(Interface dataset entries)

┌──

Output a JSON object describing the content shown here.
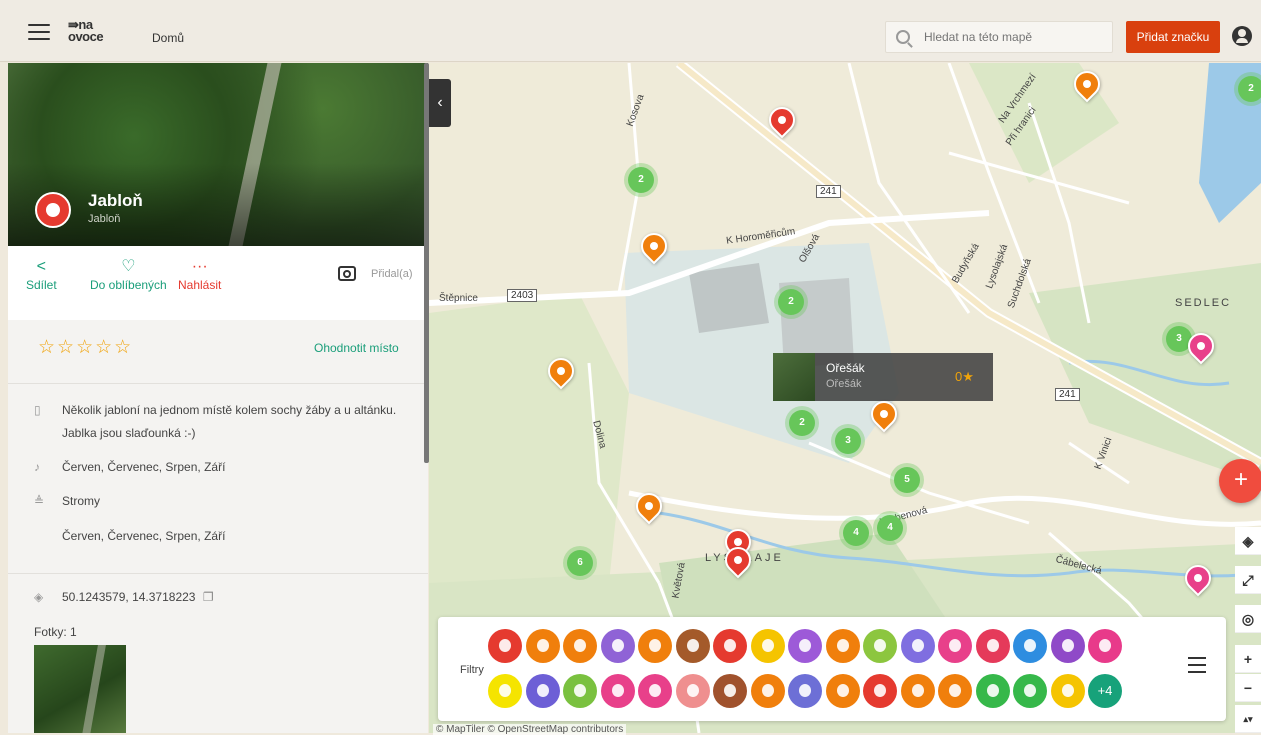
{
  "header": {
    "logo_line1": "⇛na",
    "logo_line2": "ovoce",
    "home": "Domů",
    "search_placeholder": "Hledat na této mapě",
    "add_button": "Přidat značku"
  },
  "place": {
    "title": "Jabloň",
    "subtitle": "Jabloň",
    "actions": {
      "share": "Sdílet",
      "favorite": "Do oblíbených",
      "report": "Nahlásit",
      "added_by": "Přidal(a)"
    },
    "rating_stars": "☆☆☆☆☆",
    "rate_link": "Ohodnotit místo",
    "description_line1": "Několik jabloní na jednom místě kolem sochy žáby a u altánku.",
    "description_line2": "Jablka jsou slaďounká :-)",
    "season": "Červen, Červenec, Srpen, Září",
    "type": "Stromy",
    "season2": "Červen, Červenec, Srpen, Září",
    "coordinates": "50.1243579, 14.3718223",
    "photos_label": "Fotky: 1"
  },
  "map": {
    "popup": {
      "title": "Ořešák",
      "subtitle": "Ořešák",
      "rating": "0★"
    },
    "labels": {
      "stepnice": "Štěpnice",
      "road2403": "2403",
      "road241a": "241",
      "road241b": "241",
      "horomericum": "K Horoměřicům",
      "kosova": "Kosova",
      "olsova": "Olšová",
      "budynska": "Budyňská",
      "lysolajska": "Lysolajská",
      "suchdolska": "Suchdolská",
      "navrchmezi": "Na Vrchmezí",
      "prihranici": "Při hranici",
      "sedlec": "SEDLEC",
      "dolina": "Dolina",
      "lysolaje": "LYSOLAJE",
      "kvetova": "Květová",
      "hrebenova": "Hřebenová",
      "cabelecka": "Čábelecká",
      "kvinici": "K Vinici",
      "credits": "© MapTiler © OpenStreetMap contributors"
    },
    "clusters": [
      "2",
      "2",
      "2",
      "3",
      "4",
      "4",
      "5",
      "6",
      "3",
      "2"
    ],
    "fab": "+",
    "controls": [
      "◈",
      "⤢",
      "◎",
      "+",
      "−",
      "▴▾"
    ]
  },
  "filters": {
    "label": "Filtry",
    "more": "+4",
    "row1_colors": [
      "#e53a2f",
      "#f07f0c",
      "#f07f0c",
      "#8f63d6",
      "#f07f0c",
      "#a45a2a",
      "#e53a2f",
      "#f5c400",
      "#9d5ad8",
      "#f07f0c",
      "#8cc63f",
      "#7f6ee0",
      "#e8408a",
      "#e53a5a",
      "#2e8de0",
      "#8f4ac8",
      "#e83a8a"
    ],
    "row2_colors": [
      "#f5e400",
      "#6d5fd6",
      "#7ac13f",
      "#e8408a",
      "#e8408a",
      "#ef8f8f",
      "#a0522d",
      "#f07f0c",
      "#6d6fd6",
      "#f07f0c",
      "#e53a2f",
      "#f07f0c",
      "#f07f0c",
      "#36b84a",
      "#36b84a",
      "#f5c400",
      "#17a27a"
    ]
  }
}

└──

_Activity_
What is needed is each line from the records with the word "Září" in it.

_Task result_
    "season": "Červen, Červenec, Srpen, Září",
    "season2": "Červen, Červenec, Srpen, Září",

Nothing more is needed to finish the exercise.